Mendi is hard to explain because the audience (and our team, for that matter) need to understand what neurofeedback training is and be sold on its effectiveness before they even think about buying the product itself. How do you do that in a short video that can keep people’s attention? And once they’ve understood the underlying science, how can we get them to trust our client’s campaign enough to back it?

Figuring out the answer to these questions takes a lot of time. Which is why these types of projects usually require more time and budget during the strategy and scriptwriting phase.

PRO TIP: if you’re a startup with a product like this and you want to save some money, start simplifying your messaging before you hire a video team! 

Hard to Show

As a brain training device, Mendi was also inherently hard to show. How do you demonstrate what’s going on inside someones head?

The answer to these types of questions is often visual effects and 3D animation. For Mendi, we enlisted the help of VFX House InvisibleFX to create the “X-Ray” view of what goes on in the brain while someone is using the device. 


This process took a lot of time and resources, but the results were highly effective. People who watched this section of the video understood the product quickly. The result was a massive success for Mendi: $2 million dollars raised on Kickstarter and another 3 million on Indiegogo. 

Key Takeaways

  • Products that are hard to explain need more time and resources to figure out how to market effectively to mass audiences. 
  • Products that are hard to show may need VFX, 3D animation, or clever visual metaphors to convey their value.

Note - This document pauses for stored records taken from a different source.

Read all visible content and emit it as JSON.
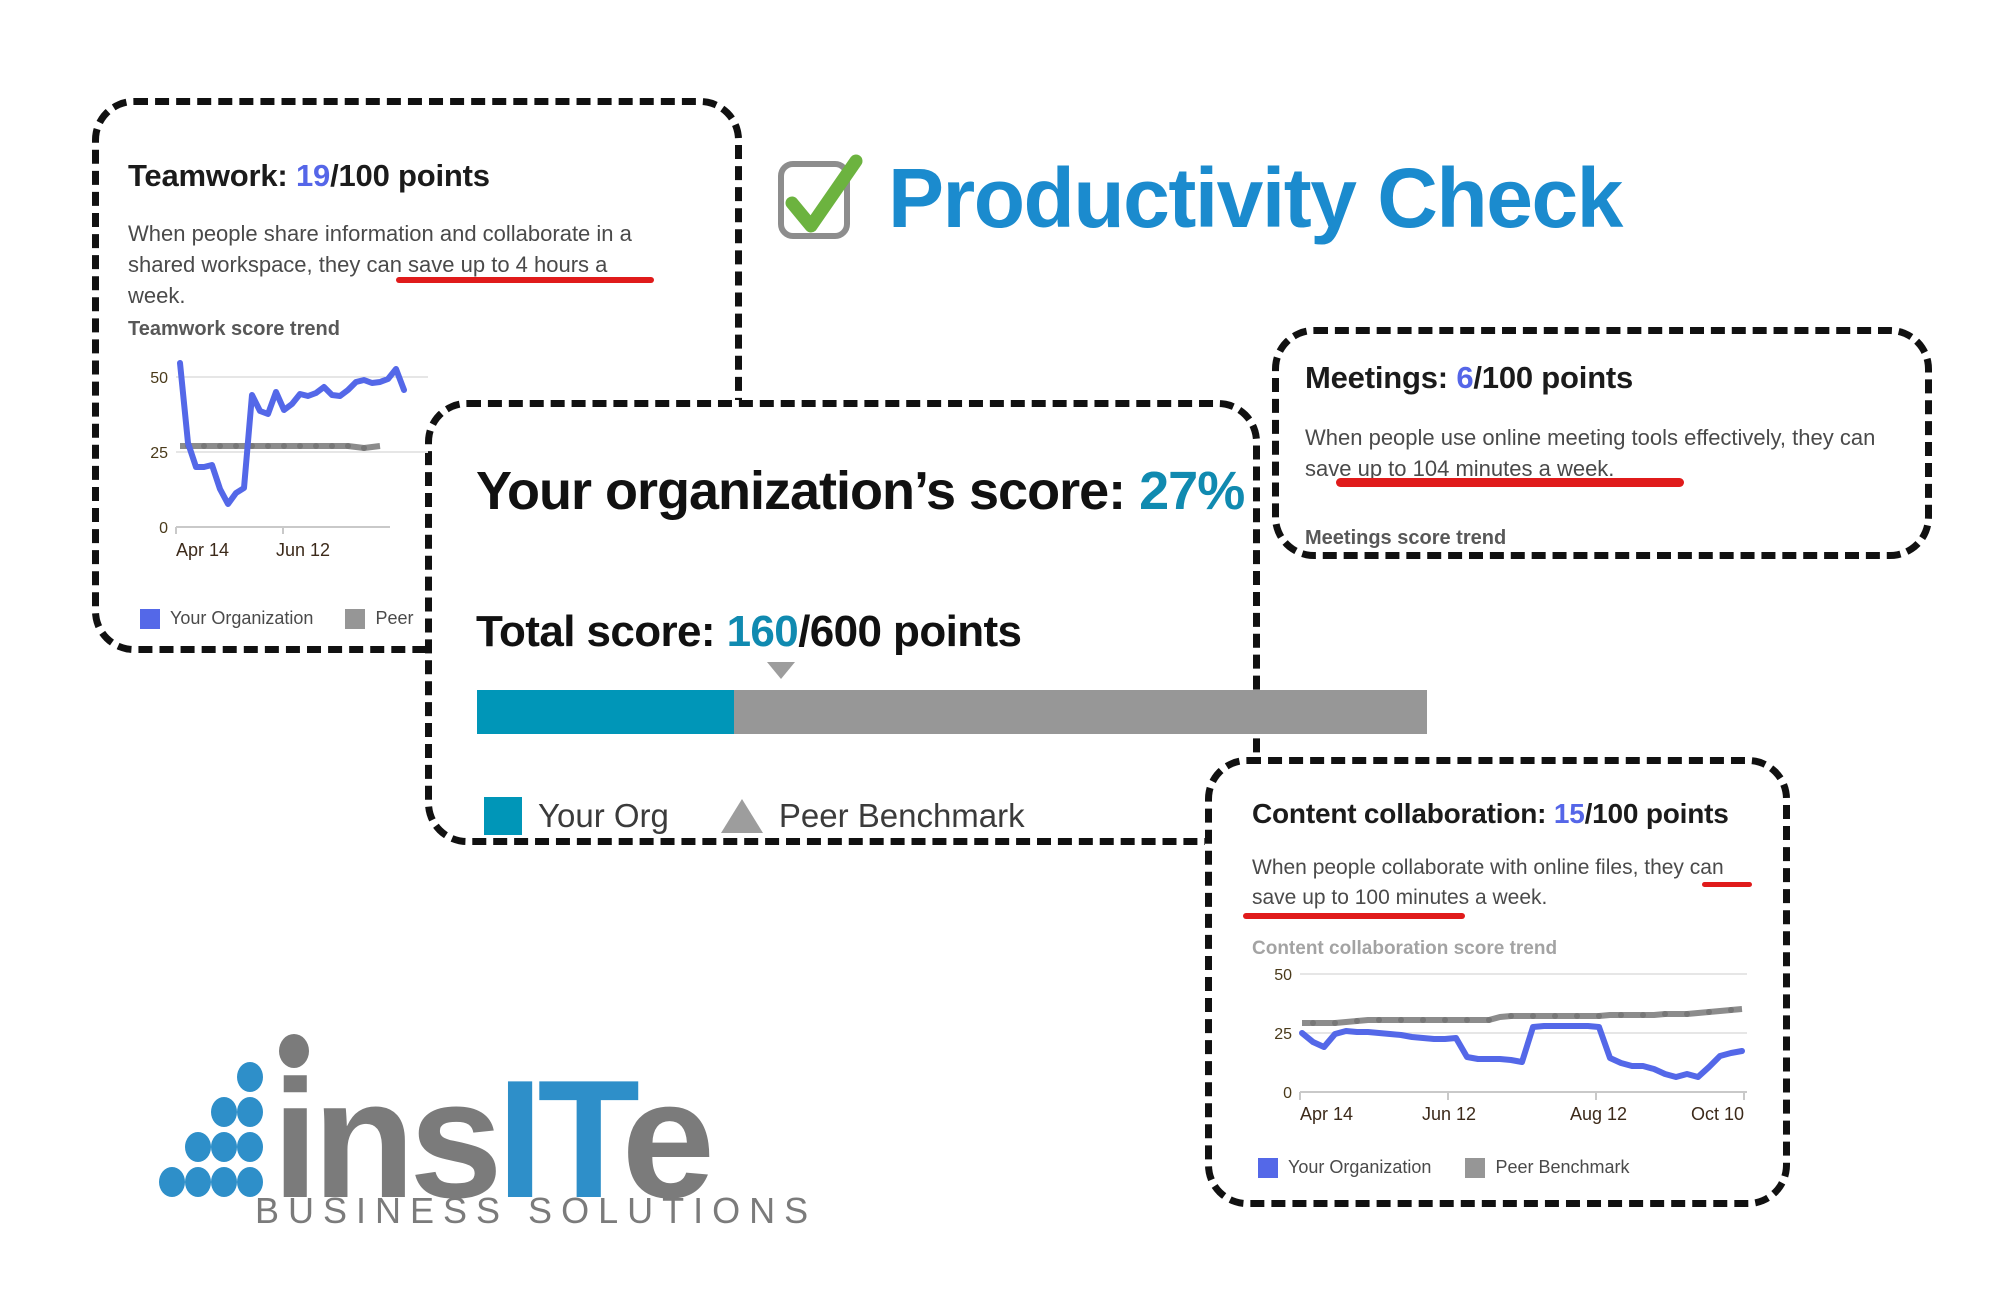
{
  "header": {
    "title": "Productivity Check",
    "title_color": "#1b8bce",
    "check_icon": "checkbox-checked-icon"
  },
  "logo": {
    "name_part1": "ins",
    "name_part2": "IT",
    "name_part3": "e",
    "tagline": "BUSINESS SOLUTIONS",
    "brand_blue": "#2e8fc9",
    "brand_gray": "#7b7b7b"
  },
  "score_panel": {
    "org_score_label": "Your organization’s score:",
    "org_score_value": "27%",
    "total_score_label": "Total score:",
    "total_score_value": "160",
    "total_score_max": "/600 points",
    "bar_fill_percent": 27,
    "bar_marker_percent": 32,
    "bar_fill_color": "#0096b8",
    "bar_rest_color": "#979797",
    "legend": [
      {
        "icon": "square-swatch-icon",
        "label": "Your Org"
      },
      {
        "icon": "triangle-marker-icon",
        "label": "Peer Benchmark"
      }
    ]
  },
  "metrics": [
    {
      "id": "teamwork",
      "title": "Teamwork:",
      "score": "19",
      "max": "/100 points",
      "body_pre": "When people share information and collaborate in a shared workspace, they can ",
      "body_highlight": "save up to 4 hours a week.",
      "trend_label": "Teamwork score trend",
      "legend": [
        {
          "icon": "blue-swatch-icon",
          "label": "Your Organization"
        },
        {
          "icon": "gray-swatch-icon",
          "label": "Peer"
        }
      ]
    },
    {
      "id": "meetings",
      "title": "Meetings:",
      "score": "6",
      "max": "/100 points",
      "body_pre": "When people use online meeting tools effectively, they can save up to ",
      "body_highlight": "104 minutes a week.",
      "trend_label": "Meetings score trend",
      "legend": []
    },
    {
      "id": "content",
      "title": "Content collaboration:",
      "score": "15",
      "max": "/100 points",
      "body_pre": "When people collaborate with online files, they can ",
      "body_highlight": "save up to 100 minutes a week.",
      "trend_label": "Content collaboration score trend",
      "legend": [
        {
          "icon": "blue-swatch-icon",
          "label": "Your Organization"
        },
        {
          "icon": "gray-swatch-icon",
          "label": "Peer Benchmark"
        }
      ]
    }
  ],
  "chart_data": [
    {
      "id": "teamwork-trend",
      "type": "line",
      "title": "Teamwork score trend",
      "xlabel": "",
      "ylabel": "",
      "ylim": [
        0,
        60
      ],
      "yticks": [
        0,
        25,
        50
      ],
      "grid": true,
      "legend_position": "bottom",
      "x_tick_labels": [
        "Apr 14",
        "Jun 12"
      ],
      "x_tick_positions": [
        0,
        13
      ],
      "series": [
        {
          "name": "Your Organization",
          "color": "#5468e8",
          "values": [
            56,
            28,
            20,
            20,
            20,
            14,
            8,
            13,
            15,
            44,
            39,
            38,
            45,
            39,
            41,
            45,
            44,
            45,
            47,
            44,
            44,
            46,
            49,
            50,
            49,
            49,
            50,
            54,
            47
          ]
        },
        {
          "name": "Peer Benchmark",
          "color": "#8c8c8c",
          "values": [
            27,
            27,
            27,
            27,
            27,
            27,
            27,
            27,
            27,
            27,
            27,
            27,
            27,
            27,
            27,
            27,
            27,
            27,
            27,
            27,
            27,
            27,
            27,
            27,
            27,
            27,
            27,
            27,
            27
          ]
        }
      ]
    },
    {
      "id": "content-trend",
      "type": "line",
      "title": "Content collaboration score trend",
      "xlabel": "",
      "ylabel": "",
      "ylim": [
        0,
        55
      ],
      "yticks": [
        0,
        25,
        50
      ],
      "grid": true,
      "legend_position": "bottom",
      "x_tick_labels": [
        "Apr 14",
        "Jun 12",
        "Aug 12",
        "Oct 10"
      ],
      "x_tick_positions": [
        0,
        11,
        22,
        32
      ],
      "series": [
        {
          "name": "Your Organization",
          "color": "#5468e8",
          "values": [
            25,
            21,
            18,
            24,
            26,
            25,
            25,
            25,
            25,
            25,
            23,
            22,
            22,
            22,
            23,
            15,
            14,
            14,
            14,
            14,
            13,
            27,
            28,
            28,
            28,
            28,
            28,
            28,
            15,
            13,
            12,
            12,
            11,
            9,
            8,
            9,
            8,
            11,
            14,
            15,
            16,
            16
          ]
        },
        {
          "name": "Peer Benchmark",
          "color": "#8c8c8c",
          "values": [
            29,
            29,
            29,
            29,
            29,
            29,
            30,
            30,
            30,
            30,
            30,
            30,
            30,
            30,
            30,
            30,
            30,
            30,
            30,
            30,
            30,
            31,
            32,
            32,
            32,
            32,
            32,
            32,
            32,
            32,
            32,
            32,
            32,
            32,
            32,
            32,
            32,
            32,
            33,
            33,
            33,
            33
          ]
        }
      ]
    }
  ]
}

In Part 2 I’ll go over the next trickiest quadrant: Easy to Explain, Hard to Show.